Not too far from where the architect lives is Tariq Ahmed, who too has returned from the US. When he submitted his resignation for he wanted to go back home after so many years his boss — the CEO of the company —decided to retain him and asked him to open a branch office in Mumbai. Hina, Tariq’s wife, who was editing a house journal of a business house in the US, found a position in the editorial department of a magazine on a salary she could not have dreamed of a few years ago in India.

Pervez Sikora, who worked for Los Angeles Times as director of advertising technology, is now in Bangalore, where he has settled down with his lawyer-wife and two kids. He is now the Chief Innovation Officer for an IT company, which develops advertisements for many countries. He enjoys his present assignment more for it demands both creativity and technical know-how. Second only to the chairman of the company, Sikora is back in India after living in the US for 20 years.

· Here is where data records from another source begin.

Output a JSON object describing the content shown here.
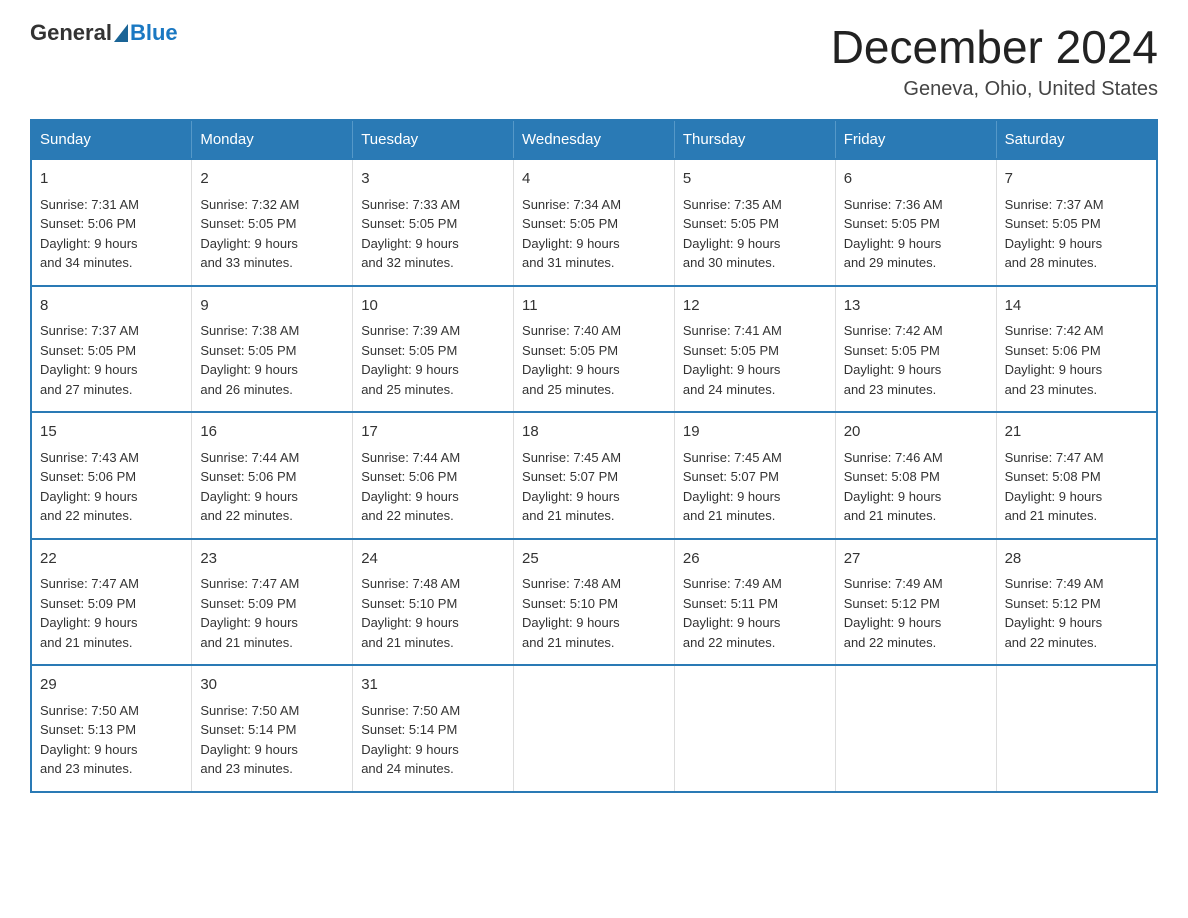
{
  "logo": {
    "general": "General",
    "blue": "Blue"
  },
  "header": {
    "month": "December 2024",
    "location": "Geneva, Ohio, United States"
  },
  "weekdays": [
    "Sunday",
    "Monday",
    "Tuesday",
    "Wednesday",
    "Thursday",
    "Friday",
    "Saturday"
  ],
  "weeks": [
    [
      {
        "day": "1",
        "sunrise": "7:31 AM",
        "sunset": "5:06 PM",
        "daylight": "9 hours and 34 minutes."
      },
      {
        "day": "2",
        "sunrise": "7:32 AM",
        "sunset": "5:05 PM",
        "daylight": "9 hours and 33 minutes."
      },
      {
        "day": "3",
        "sunrise": "7:33 AM",
        "sunset": "5:05 PM",
        "daylight": "9 hours and 32 minutes."
      },
      {
        "day": "4",
        "sunrise": "7:34 AM",
        "sunset": "5:05 PM",
        "daylight": "9 hours and 31 minutes."
      },
      {
        "day": "5",
        "sunrise": "7:35 AM",
        "sunset": "5:05 PM",
        "daylight": "9 hours and 30 minutes."
      },
      {
        "day": "6",
        "sunrise": "7:36 AM",
        "sunset": "5:05 PM",
        "daylight": "9 hours and 29 minutes."
      },
      {
        "day": "7",
        "sunrise": "7:37 AM",
        "sunset": "5:05 PM",
        "daylight": "9 hours and 28 minutes."
      }
    ],
    [
      {
        "day": "8",
        "sunrise": "7:37 AM",
        "sunset": "5:05 PM",
        "daylight": "9 hours and 27 minutes."
      },
      {
        "day": "9",
        "sunrise": "7:38 AM",
        "sunset": "5:05 PM",
        "daylight": "9 hours and 26 minutes."
      },
      {
        "day": "10",
        "sunrise": "7:39 AM",
        "sunset": "5:05 PM",
        "daylight": "9 hours and 25 minutes."
      },
      {
        "day": "11",
        "sunrise": "7:40 AM",
        "sunset": "5:05 PM",
        "daylight": "9 hours and 25 minutes."
      },
      {
        "day": "12",
        "sunrise": "7:41 AM",
        "sunset": "5:05 PM",
        "daylight": "9 hours and 24 minutes."
      },
      {
        "day": "13",
        "sunrise": "7:42 AM",
        "sunset": "5:05 PM",
        "daylight": "9 hours and 23 minutes."
      },
      {
        "day": "14",
        "sunrise": "7:42 AM",
        "sunset": "5:06 PM",
        "daylight": "9 hours and 23 minutes."
      }
    ],
    [
      {
        "day": "15",
        "sunrise": "7:43 AM",
        "sunset": "5:06 PM",
        "daylight": "9 hours and 22 minutes."
      },
      {
        "day": "16",
        "sunrise": "7:44 AM",
        "sunset": "5:06 PM",
        "daylight": "9 hours and 22 minutes."
      },
      {
        "day": "17",
        "sunrise": "7:44 AM",
        "sunset": "5:06 PM",
        "daylight": "9 hours and 22 minutes."
      },
      {
        "day": "18",
        "sunrise": "7:45 AM",
        "sunset": "5:07 PM",
        "daylight": "9 hours and 21 minutes."
      },
      {
        "day": "19",
        "sunrise": "7:45 AM",
        "sunset": "5:07 PM",
        "daylight": "9 hours and 21 minutes."
      },
      {
        "day": "20",
        "sunrise": "7:46 AM",
        "sunset": "5:08 PM",
        "daylight": "9 hours and 21 minutes."
      },
      {
        "day": "21",
        "sunrise": "7:47 AM",
        "sunset": "5:08 PM",
        "daylight": "9 hours and 21 minutes."
      }
    ],
    [
      {
        "day": "22",
        "sunrise": "7:47 AM",
        "sunset": "5:09 PM",
        "daylight": "9 hours and 21 minutes."
      },
      {
        "day": "23",
        "sunrise": "7:47 AM",
        "sunset": "5:09 PM",
        "daylight": "9 hours and 21 minutes."
      },
      {
        "day": "24",
        "sunrise": "7:48 AM",
        "sunset": "5:10 PM",
        "daylight": "9 hours and 21 minutes."
      },
      {
        "day": "25",
        "sunrise": "7:48 AM",
        "sunset": "5:10 PM",
        "daylight": "9 hours and 21 minutes."
      },
      {
        "day": "26",
        "sunrise": "7:49 AM",
        "sunset": "5:11 PM",
        "daylight": "9 hours and 22 minutes."
      },
      {
        "day": "27",
        "sunrise": "7:49 AM",
        "sunset": "5:12 PM",
        "daylight": "9 hours and 22 minutes."
      },
      {
        "day": "28",
        "sunrise": "7:49 AM",
        "sunset": "5:12 PM",
        "daylight": "9 hours and 22 minutes."
      }
    ],
    [
      {
        "day": "29",
        "sunrise": "7:50 AM",
        "sunset": "5:13 PM",
        "daylight": "9 hours and 23 minutes."
      },
      {
        "day": "30",
        "sunrise": "7:50 AM",
        "sunset": "5:14 PM",
        "daylight": "9 hours and 23 minutes."
      },
      {
        "day": "31",
        "sunrise": "7:50 AM",
        "sunset": "5:14 PM",
        "daylight": "9 hours and 24 minutes."
      },
      null,
      null,
      null,
      null
    ]
  ],
  "labels": {
    "sunrise": "Sunrise:",
    "sunset": "Sunset:",
    "daylight": "Daylight:"
  }
}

Brain drain is giving way to brain gain in India. Opportunities are limitless and the salaries are quite high. Cost of living, though higher than what it was a couple of years ago, is still much lower than in the US. Then there are support systems like the family members who can, for instance, take care of the kids when the parents are at work. The grandparents are more than happy to shoulder the responsibility and domestic help is cheaper and much more easily available. “I hated washing my car, every morning,” says Prakash Swamy of Chennai. Now I get a sparkling clean car every morning for a pittance. Two of his close friends in the US are Pakistanis. One of them was seriously considering returning to his homeland, but the uncertainty —mainly political, has forced him to shelve the plan. His wife has her family in Pakistan too but she is also reluctant to retrace her steps.

Back to India, the IT companies are hunting for talents. Students are interviewed before they enter their final semester, and often given appointment letters before they qualify for their degrees. This is truer of South India, where literacy is almost 100 per cent and higher education more common than in the north.

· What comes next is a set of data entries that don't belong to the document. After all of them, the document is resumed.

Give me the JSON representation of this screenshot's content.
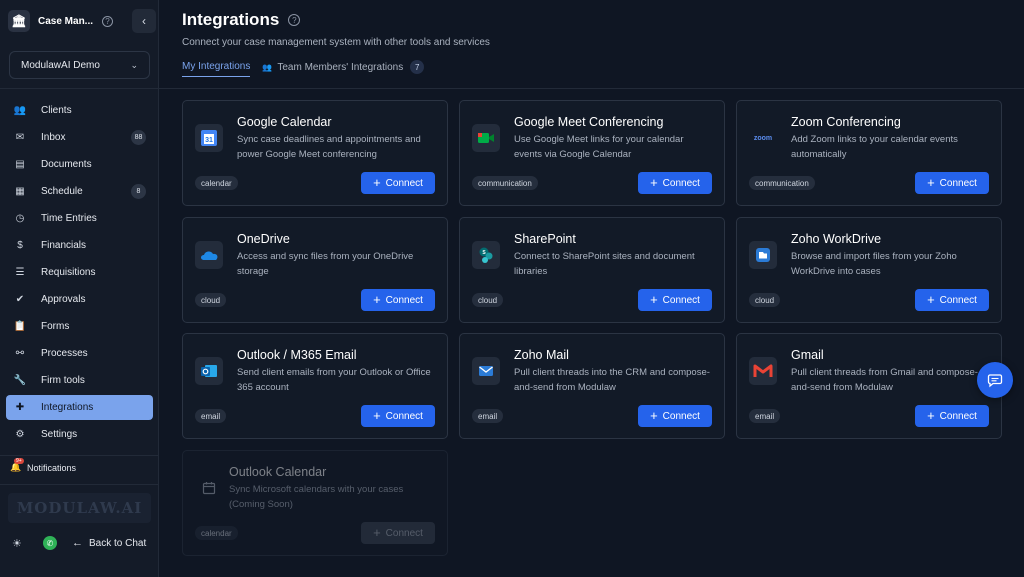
{
  "sidebar": {
    "app_name": "Case Man...",
    "logo_glyph": "🏛",
    "workspace": "ModulawAI Demo",
    "brand_mark": "MODULAW.AI",
    "items": [
      {
        "label": "Clients",
        "icon": "users-icon"
      },
      {
        "label": "Inbox",
        "icon": "mail-icon",
        "badge": "88"
      },
      {
        "label": "Documents",
        "icon": "document-icon"
      },
      {
        "label": "Schedule",
        "icon": "calendar-icon",
        "badge": "8"
      },
      {
        "label": "Time Entries",
        "icon": "clock-icon"
      },
      {
        "label": "Financials",
        "icon": "dollar-icon"
      },
      {
        "label": "Requisitions",
        "icon": "list-icon"
      },
      {
        "label": "Approvals",
        "icon": "inbox-check-icon"
      },
      {
        "label": "Forms",
        "icon": "clipboard-icon"
      },
      {
        "label": "Processes",
        "icon": "workflow-icon"
      },
      {
        "label": "Firm tools",
        "icon": "wrench-icon"
      },
      {
        "label": "Integrations",
        "icon": "puzzle-icon",
        "active": true
      },
      {
        "label": "Settings",
        "icon": "gear-icon"
      }
    ],
    "notifications": {
      "label": "Notifications",
      "badge": "9+"
    },
    "footer": {
      "back_label": "Back to Chat"
    }
  },
  "page": {
    "title": "Integrations",
    "subtitle": "Connect your case management system with other tools and services",
    "tabs": [
      {
        "label": "My Integrations",
        "active": true
      },
      {
        "label": "Team Members' Integrations",
        "count": "7"
      }
    ]
  },
  "cards": [
    {
      "title": "Google Calendar",
      "desc": "Sync case deadlines and appointments and power Google Meet conferencing",
      "tag": "calendar",
      "button": "Connect",
      "icon": "google-calendar-icon"
    },
    {
      "title": "Google Meet Conferencing",
      "desc": "Use Google Meet links for your calendar events via Google Calendar",
      "tag": "communication",
      "button": "Connect",
      "icon": "google-meet-icon"
    },
    {
      "title": "Zoom Conferencing",
      "desc": "Add Zoom links to your calendar events automatically",
      "tag": "communication",
      "button": "Connect",
      "icon": "zoom-icon",
      "icon_text": "zoom"
    },
    {
      "title": "OneDrive",
      "desc": "Access and sync files from your OneDrive storage",
      "tag": "cloud",
      "button": "Connect",
      "icon": "onedrive-icon"
    },
    {
      "title": "SharePoint",
      "desc": "Connect to SharePoint sites and document libraries",
      "tag": "cloud",
      "button": "Connect",
      "icon": "sharepoint-icon"
    },
    {
      "title": "Zoho WorkDrive",
      "desc": "Browse and import files from your Zoho WorkDrive into cases",
      "tag": "cloud",
      "button": "Connect",
      "icon": "zoho-workdrive-icon"
    },
    {
      "title": "Outlook / M365 Email",
      "desc": "Send client emails from your Outlook or Office 365 account",
      "tag": "email",
      "button": "Connect",
      "icon": "outlook-icon"
    },
    {
      "title": "Zoho Mail",
      "desc": "Pull client threads into the CRM and compose-and-send from Modulaw",
      "tag": "email",
      "button": "Connect",
      "icon": "zoho-mail-icon"
    },
    {
      "title": "Gmail",
      "desc": "Pull client threads from Gmail and compose-and-send from Modulaw",
      "tag": "email",
      "button": "Connect",
      "icon": "gmail-icon"
    },
    {
      "title": "Outlook Calendar",
      "desc": "Sync Microsoft calendars with your cases (Coming Soon)",
      "tag": "calendar",
      "button": "Connect",
      "icon": "calendar-icon",
      "disabled": true
    }
  ],
  "colors": {
    "accent": "#2563eb",
    "active_nav": "#7aa3ec",
    "background": "#0f1623"
  }
}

Doctors are having a field day in Chennai, which is the centre of medical tourism. Hospitals advertise their services not just in newspapers and on the electronic media but even in cinemas. Apollo Heart Centre, for instance, runs an ad campaign saying “If you start sweating heavily for no reason or if you have a shooting pain in the chest then don’t waste time, make a beeline for the nearest Apollo Heart Centre.” The Apollo group of hospitals, of which Apollo Heart Centre is a subsidiary, has several branches in South India.

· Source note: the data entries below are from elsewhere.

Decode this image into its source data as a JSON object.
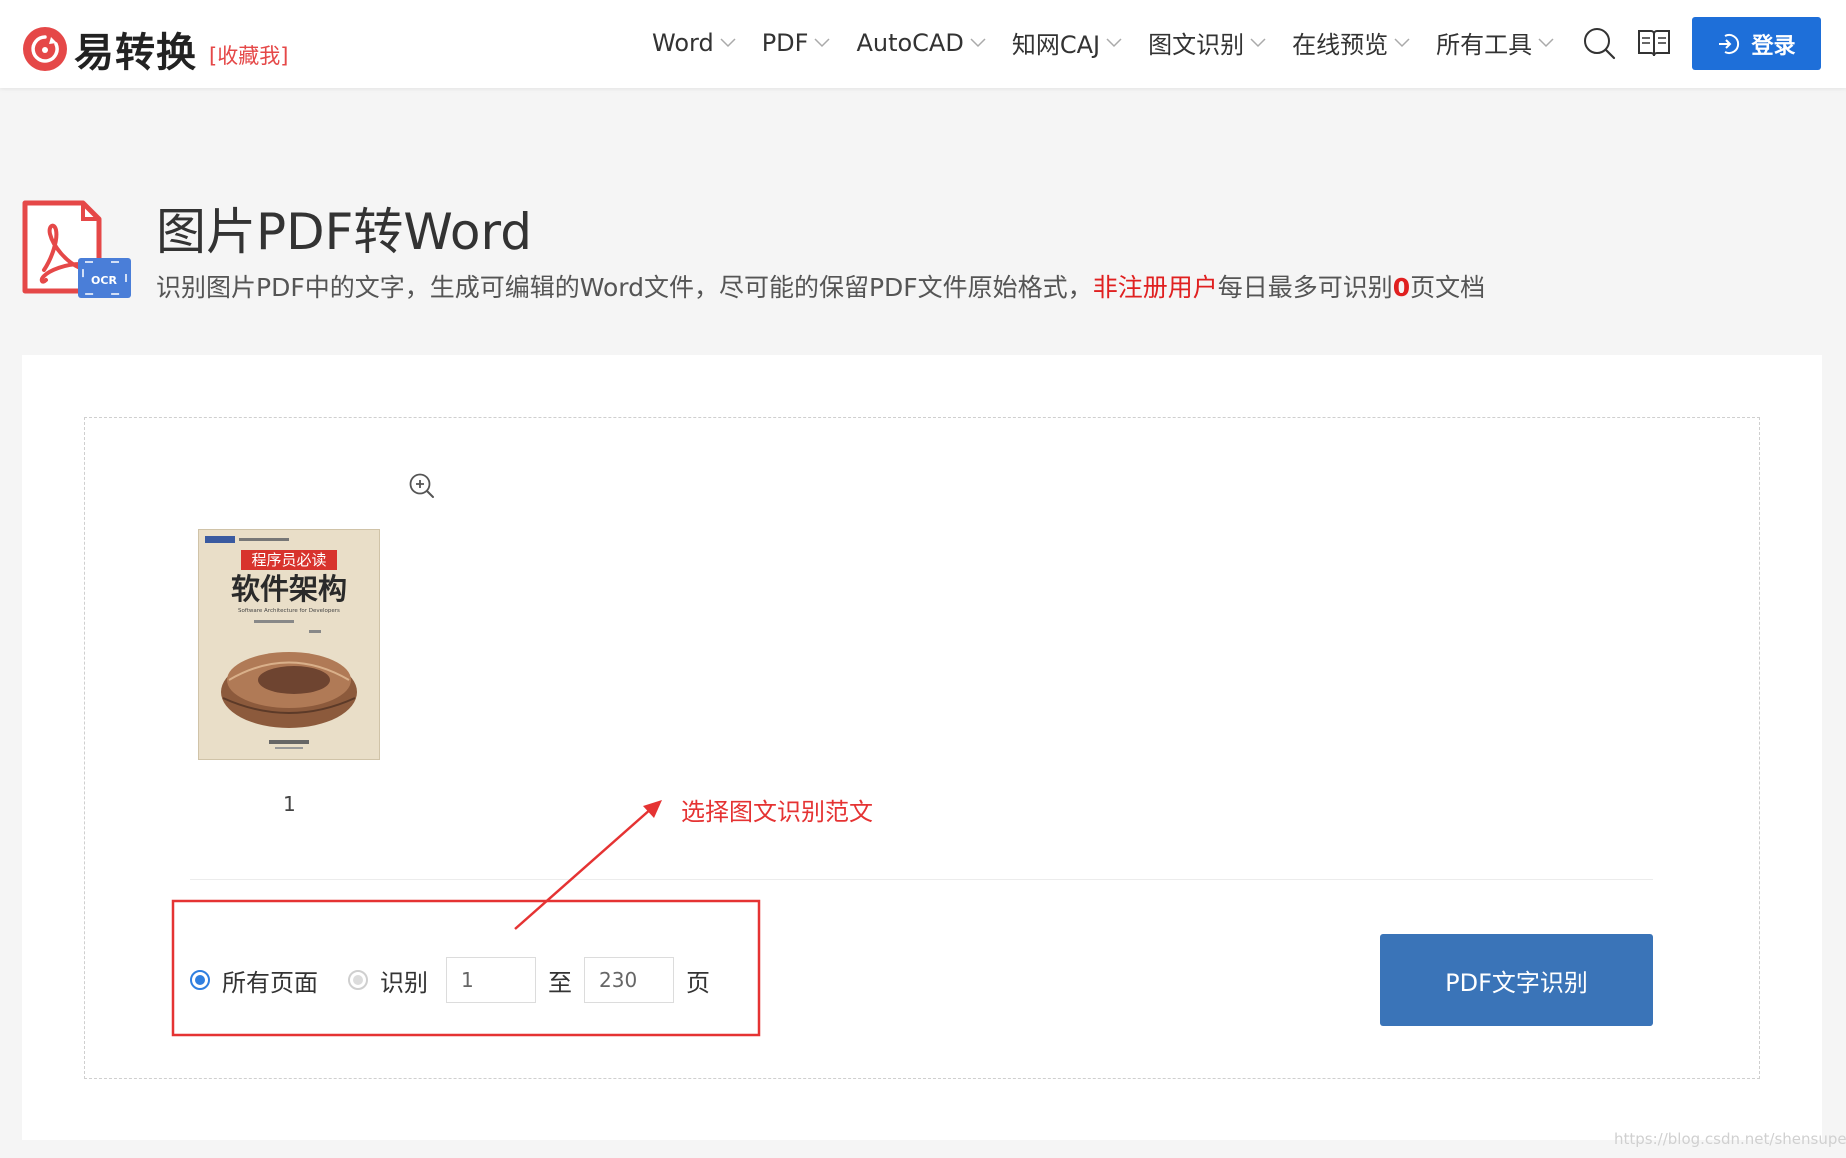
{
  "header": {
    "logo_text": "易转换",
    "favorite_label": "[收藏我]",
    "nav": [
      {
        "label": "Word"
      },
      {
        "label": "PDF"
      },
      {
        "label": "AutoCAD"
      },
      {
        "label": "知网CAJ"
      },
      {
        "label": "图文识别"
      },
      {
        "label": "在线预览"
      },
      {
        "label": "所有工具"
      }
    ],
    "login_label": "登录"
  },
  "hero": {
    "title": "图片PDF转Word",
    "desc_prefix": "识别图片PDF中的文字，生成可编辑的Word文件，尽可能的保留PDF文件原始格式，",
    "desc_highlight": "非注册用户",
    "desc_middle": "每日最多可识别",
    "desc_count": "0",
    "desc_suffix": "页文档",
    "icon_badge": "OCR"
  },
  "preview": {
    "page_number": "1",
    "thumbnail": {
      "subtitle": "程序员必读",
      "title": "软件架构",
      "english": "Software Architecture for Developers"
    }
  },
  "annotation": {
    "text": "选择图文识别范文"
  },
  "range": {
    "all_pages_label": "所有页面",
    "recognize_label": "识别",
    "from_value": "1",
    "to_label": "至",
    "to_value": "230",
    "unit_label": "页",
    "selected": "all"
  },
  "convert_button_label": "PDF文字识别",
  "watermark": "https://blog.csdn.net/shensuper",
  "colors": {
    "brand_red": "#e54848",
    "login_blue": "#1e6fd9",
    "convert_blue": "#3a74b8",
    "annotation_red": "#e53333",
    "radio_blue": "#2f7fe0"
  }
}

Higher salaries and increasing number of double income families have resulted in higher spendings. In Chennai, the supermarkets are bursting at the seams. That applies to other cities as well. All this shows that the middle class is emerging in large numbers in the last few years.

But the essential question remains: is the gap between the haves and the have-nots narrowing? Israr (surname withheld), whose family manufactures and exports shoes to the West in large quantities, says that the economic boom has resulted in more jobs for the poor. But Gopal (surname withheld), the CEO of a large IT company, doesn’t agree. He intends to delegate his responsibilities to his brother and other professionals in the next two years and devote all his time and some of his resources to social work. His role model is the Nobel laureate from Bangladesh, Professor Mohammed Yunus.

“Can you believe that the neighbouring villages of Bangalore get electricity only two hours a day?” he laments. It is all the more surprising since Bangalore is considered to be the Silicon Valley of India.

However, a point to remember is that one sees very few beggars on the streets of Bangalore and Chennai than in Karachi and Mumbai. One reason is that the people of the two cities don’t encourage beggars by giving them alms. They would much rather donate to ashrams, where the poor get free meals.